As we prepare for the expected Congressional battles over immigration numbers this fall, it’s a good time to take stock of the urgency of our cause and the tools we have available to help fight for lower immigration numbers. This video captures the essence of NumbersUSA and is a must-see for anyone who wants to fully understand the basic information behind our work.
"Changing laws have made life tougher for illegal immigrants in Arizona, including young people giving up dreams of college and better lives because they are unable to pay out-of-state tuition as required by voters.
With privately funded grants and scholarships lagging far behind the demand, some would-be students have dropped out, and others are considering a return to homelands they hardly remember in search of opportunity.
"Illegal immigrants are returning home to Mexico in numbers not seen for decades — and the Mexican government may have to deal with a crush on its social services and lower wages once the immigrants arrive.
The Mexican Consulate's office in Dallas is seeing increasing numbers of Mexican nationals requesting paperwork to go home for good, especially parents who want to know what documentation they'll need to enroll their children in Mexican schools.
"The construction boom at Fort Lee is causing a significant increase in the number of illegal immigrants being arrested on the base compared with arrests at other military installations. And the number of arrests is likely to increase as the number of workers grows over the next year.
Sixty-two illegal immigrants have been arrested this year while trying to enter Fort Lee, and all have been prosecuted for violating U.S. immigration laws, base officials said. In 2006, there were 15 arrests...."
"Officials with Sun Valley Co. in central Idaho say they will hire fewer ski instructors and other workers from foreign countries this season because a nationwide visa program has reached its limit.

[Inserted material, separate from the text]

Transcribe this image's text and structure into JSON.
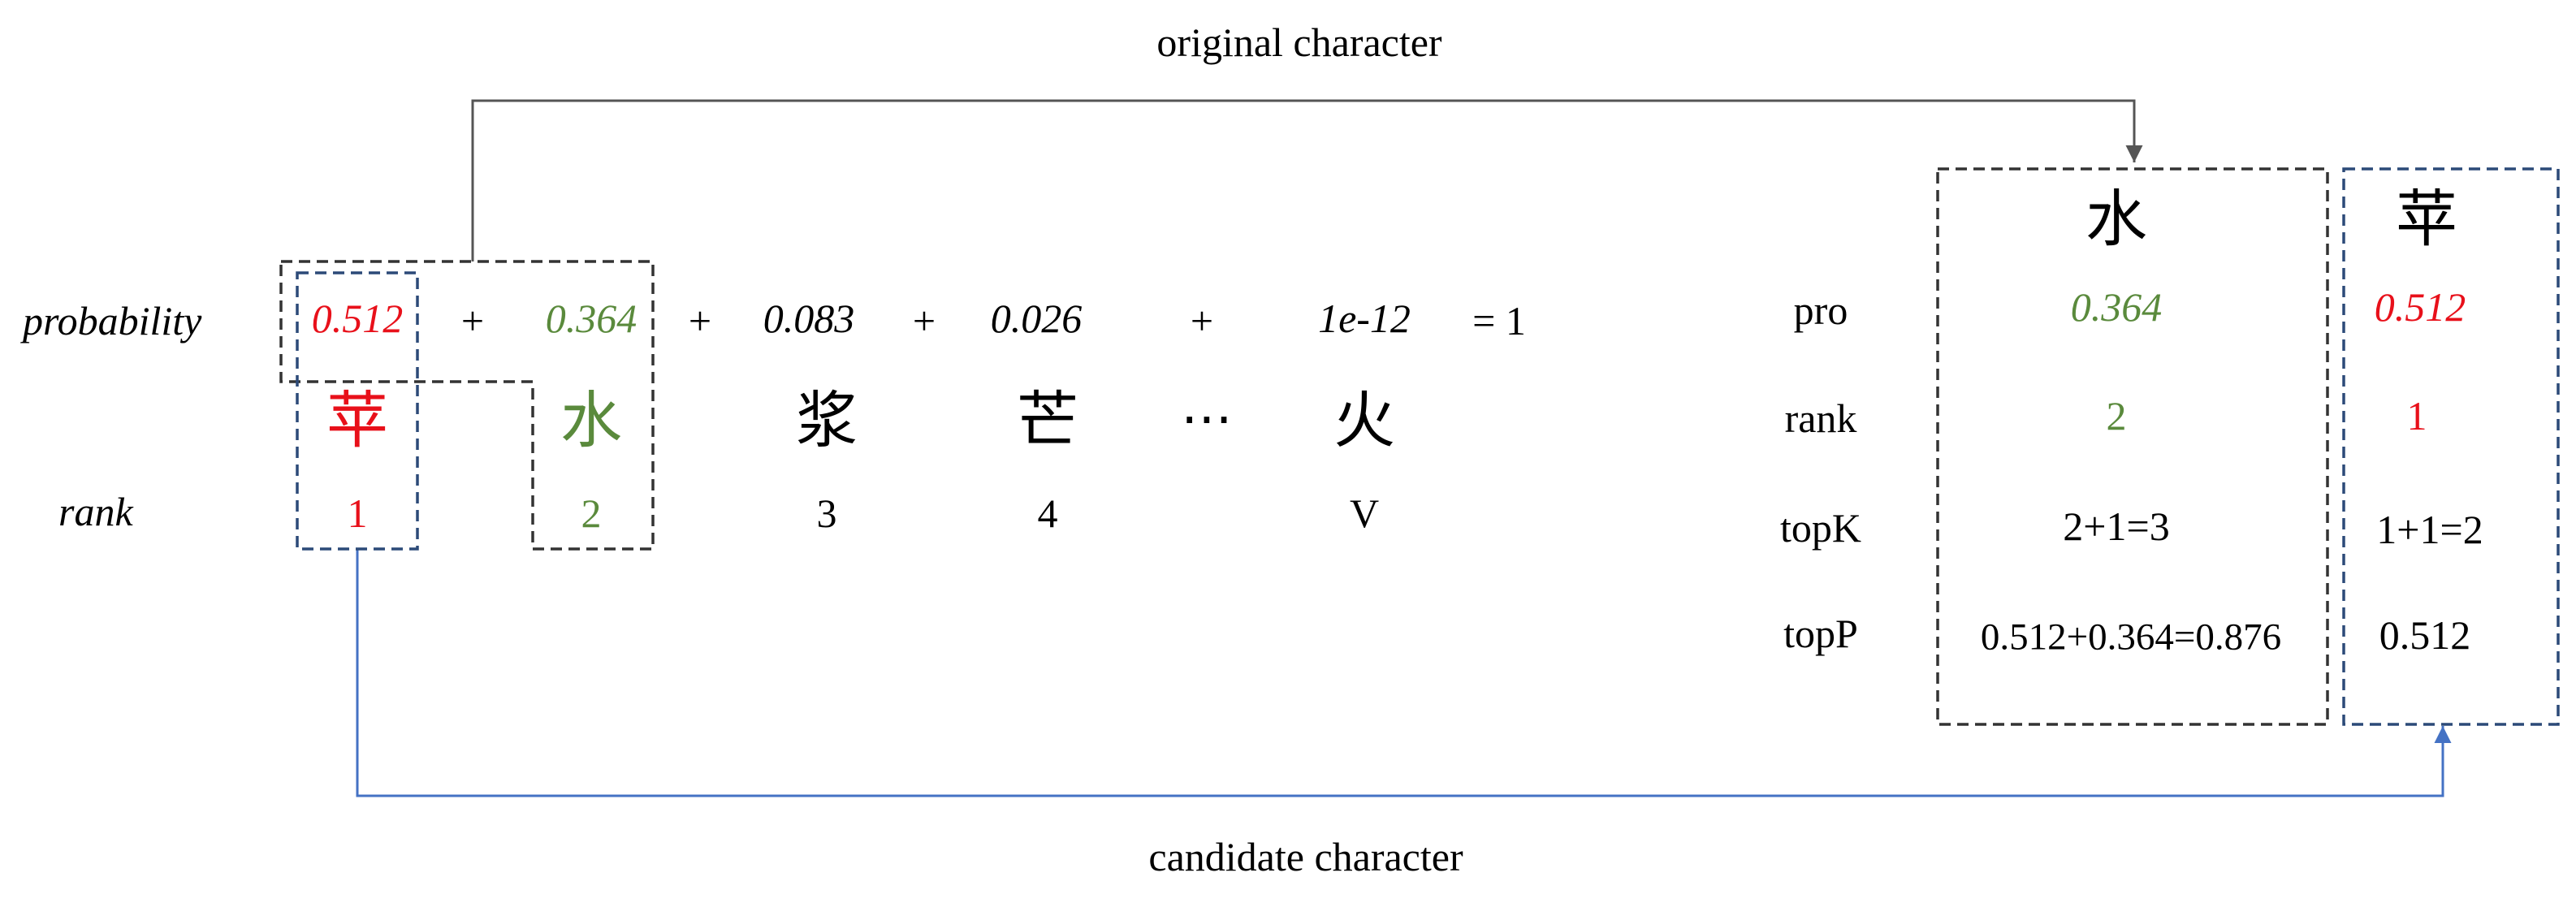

Matt Parke, Sun Valley Co. personnel manager, said the 66,000 national limit for H2-B visas was reached July 29, the earliest it has been met since the program started in 1990.
"It will definitely affect us," Parke told the Idaho Mountain Express. "We sometimes hire 200-plus H2-B employees, and with extensions we'll be about half that...."
"San Francisco's immigrant sanctuary policies played a "substantial" role in the slayings of a father and two of his sons by allowing city officials to shield the alleged killer from deportation, despite his violent history, according to a legal claim filed Friday on behalf of the victims' family.
The claim is likely to be followed by a wrongful death lawsuit in which the family of Tony Bologna and his sons could seek millions of dollars from the city.
"Congress is leaning toward a guest worker-type program as one means of addressing illegal immigration, 1st District Congressman John Sullivan said Friday at a Broken Arrow Chamber of Commerce breakfast."
One of the proposals being looked at is a card for those who want to work here that would be good for, let's say, three to five years," Sullivan said. "There'd be some sort of biometric identification and a background check to make sure they're not a criminal. They'd be able to work here, and they'd also pay taxes...."
"The changes started coming slowly to this small town where the U.S. border with Canada runs across sleepy streets, through houses and families, and smack down the middle of the shared local library.
First was the white, painted lettering on the pavement on three little side streets -- "Canada" on one side, "U.S.A." on the other. Then came the white pylons denoting which side of the border was which. After that, signboards were erected on some streets, ordering drivers to turn back and use an officially designated entry point.